§ Exercise
Each entry is to be output precisely as it appears.

§ Entries shown
---------------

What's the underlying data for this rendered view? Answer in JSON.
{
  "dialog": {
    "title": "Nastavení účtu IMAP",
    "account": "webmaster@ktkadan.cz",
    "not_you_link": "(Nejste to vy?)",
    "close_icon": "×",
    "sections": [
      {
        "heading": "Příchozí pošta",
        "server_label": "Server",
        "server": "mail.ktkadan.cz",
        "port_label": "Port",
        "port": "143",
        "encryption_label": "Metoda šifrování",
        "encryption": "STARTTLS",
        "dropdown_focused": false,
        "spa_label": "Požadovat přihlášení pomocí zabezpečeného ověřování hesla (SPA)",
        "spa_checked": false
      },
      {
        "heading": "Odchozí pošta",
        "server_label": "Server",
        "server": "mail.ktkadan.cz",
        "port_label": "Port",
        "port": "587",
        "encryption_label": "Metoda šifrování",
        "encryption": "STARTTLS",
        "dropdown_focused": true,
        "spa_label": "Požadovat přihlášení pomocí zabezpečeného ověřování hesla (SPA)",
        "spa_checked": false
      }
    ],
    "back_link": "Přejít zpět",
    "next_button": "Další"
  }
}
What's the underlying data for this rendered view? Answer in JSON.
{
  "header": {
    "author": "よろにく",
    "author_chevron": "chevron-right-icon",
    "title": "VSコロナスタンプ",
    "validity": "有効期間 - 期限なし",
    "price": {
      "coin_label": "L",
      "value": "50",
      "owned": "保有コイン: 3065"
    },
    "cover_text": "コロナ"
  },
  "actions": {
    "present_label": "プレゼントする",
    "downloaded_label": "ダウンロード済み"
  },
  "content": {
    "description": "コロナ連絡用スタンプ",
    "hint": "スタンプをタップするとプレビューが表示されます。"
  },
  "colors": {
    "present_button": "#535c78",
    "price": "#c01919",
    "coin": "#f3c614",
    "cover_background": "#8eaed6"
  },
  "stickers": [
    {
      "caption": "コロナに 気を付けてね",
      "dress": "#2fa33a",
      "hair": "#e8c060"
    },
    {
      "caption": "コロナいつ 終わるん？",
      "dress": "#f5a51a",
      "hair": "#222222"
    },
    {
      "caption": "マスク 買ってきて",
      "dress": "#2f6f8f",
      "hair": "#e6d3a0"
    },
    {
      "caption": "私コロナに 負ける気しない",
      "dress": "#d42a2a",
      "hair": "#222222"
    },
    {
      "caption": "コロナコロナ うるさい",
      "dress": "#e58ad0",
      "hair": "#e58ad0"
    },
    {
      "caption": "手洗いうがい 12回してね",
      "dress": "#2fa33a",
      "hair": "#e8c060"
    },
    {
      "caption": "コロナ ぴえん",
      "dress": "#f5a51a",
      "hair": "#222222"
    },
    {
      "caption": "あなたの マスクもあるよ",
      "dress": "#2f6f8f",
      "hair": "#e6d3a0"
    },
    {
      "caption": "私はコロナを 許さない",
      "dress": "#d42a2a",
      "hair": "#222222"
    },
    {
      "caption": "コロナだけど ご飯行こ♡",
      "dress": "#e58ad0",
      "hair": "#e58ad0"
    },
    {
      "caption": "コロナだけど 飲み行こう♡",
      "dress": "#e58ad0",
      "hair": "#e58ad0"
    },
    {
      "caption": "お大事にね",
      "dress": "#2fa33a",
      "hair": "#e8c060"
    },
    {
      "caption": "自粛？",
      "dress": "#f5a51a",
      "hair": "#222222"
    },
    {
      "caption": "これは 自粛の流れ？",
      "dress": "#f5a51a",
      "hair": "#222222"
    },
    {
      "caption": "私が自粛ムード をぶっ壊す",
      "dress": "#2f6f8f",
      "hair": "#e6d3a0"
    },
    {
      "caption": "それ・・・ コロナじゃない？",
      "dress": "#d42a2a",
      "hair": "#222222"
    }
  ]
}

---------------

§ Output for this task
What's the underlying data for this rendered view? Answer in JSON.
{
  "dialog": {
    "title": "Nastavení účtu IMAP",
    "account": "webmaster@ktkadan.cz",
    "not_you_link": "(Nejste to vy?)",
    "close_icon": "×",
    "sections": [
      {
        "heading": "Příchozí pošta",
        "server_label": "Server",
        "server": "mail.ktkadan.cz",
        "port_label": "Port",
        "port": "143",
        "encryption_label": "Metoda šifrování",
        "encryption": "STARTTLS",
        "dropdown_focused": false,
        "spa_label": "Požadovat přihlášení pomocí zabezpečeného ověřování hesla (SPA)",
        "spa_checked": false
      },
      {
        "heading": "Odchozí pošta",
        "server_label": "Server",
        "server": "mail.ktkadan.cz",
        "port_label": "Port",
        "port": "587",
        "encryption_label": "Metoda šifrování",
        "encryption": "STARTTLS",
        "dropdown_focused": true,
        "spa_label": "Požadovat přihlášení pomocí zabezpečeného ověřování hesla (SPA)",
        "spa_checked": false
      }
    ],
    "back_link": "Přejít zpět",
    "next_button": "Další"
  }
}
What's the underlying data for this rendered view? Answer in JSON.
{
  "header": {
    "author": "よろにく",
    "author_chevron": "chevron-right-icon",
    "title": "VSコロナスタンプ",
    "validity": "有効期間 - 期限なし",
    "price": {
      "coin_label": "L",
      "value": "50",
      "owned": "保有コイン: 3065"
    },
    "cover_text": "コロナ"
  },
  "actions": {
    "present_label": "プレゼントする",
    "downloaded_label": "ダウンロード済み"
  },
  "content": {
    "description": "コロナ連絡用スタンプ",
    "hint": "スタンプをタップするとプレビューが表示されます。"
  },
  "colors": {
    "present_button": "#535c78",
    "price": "#c01919",
    "coin": "#f3c614",
    "cover_background": "#8eaed6"
  },
  "stickers": [
    {
      "caption": "コロナに 気を付けてね",
      "dress": "#2fa33a",
      "hair": "#e8c060"
    },
    {
      "caption": "コロナいつ 終わるん？",
      "dress": "#f5a51a",
      "hair": "#222222"
    },
    {
      "caption": "マスク 買ってきて",
      "dress": "#2f6f8f",
      "hair": "#e6d3a0"
    },
    {
      "caption": "私コロナに 負ける気しない",
      "dress": "#d42a2a",
      "hair": "#222222"
    },
    {
      "caption": "コロナコロナ うるさい",
      "dress": "#e58ad0",
      "hair": "#e58ad0"
    },
    {
      "caption": "手洗いうがい 12回してね",
      "dress": "#2fa33a",
      "hair": "#e8c060"
    },
    {
      "caption": "コロナ ぴえん",
      "dress": "#f5a51a",
      "hair": "#222222"
    },
    {
      "caption": "あなたの マスクもあるよ",
      "dress": "#2f6f8f",
      "hair": "#e6d3a0"
    },
    {
      "caption": "私はコロナを 許さない",
      "dress": "#d42a2a",
      "hair": "#222222"
    },
    {
      "caption": "コロナだけど ご飯行こ♡",
      "dress": "#e58ad0",
      "hair": "#e58ad0"
    },
    {
      "caption": "コロナだけど 飲み行こう♡",
      "dress": "#e58ad0",
      "hair": "#e58ad0"
    },
    {
      "caption": "お大事にね",
      "dress": "#2fa33a",
      "hair": "#e8c060"
    },
    {
      "caption": "自粛？",
      "dress": "#f5a51a",
      "hair": "#222222"
    },
    {
      "caption": "これは 自粛の流れ？",
      "dress": "#f5a51a",
      "hair": "#222222"
    },
    {
      "caption": "私が自粛ムード をぶっ壊す",
      "dress": "#2f6f8f",
      "hair": "#e6d3a0"
    },
    {
      "caption": "それ・・・ コロナじゃない？",
      "dress": "#d42a2a",
      "hair": "#222222"
    }
  ]
}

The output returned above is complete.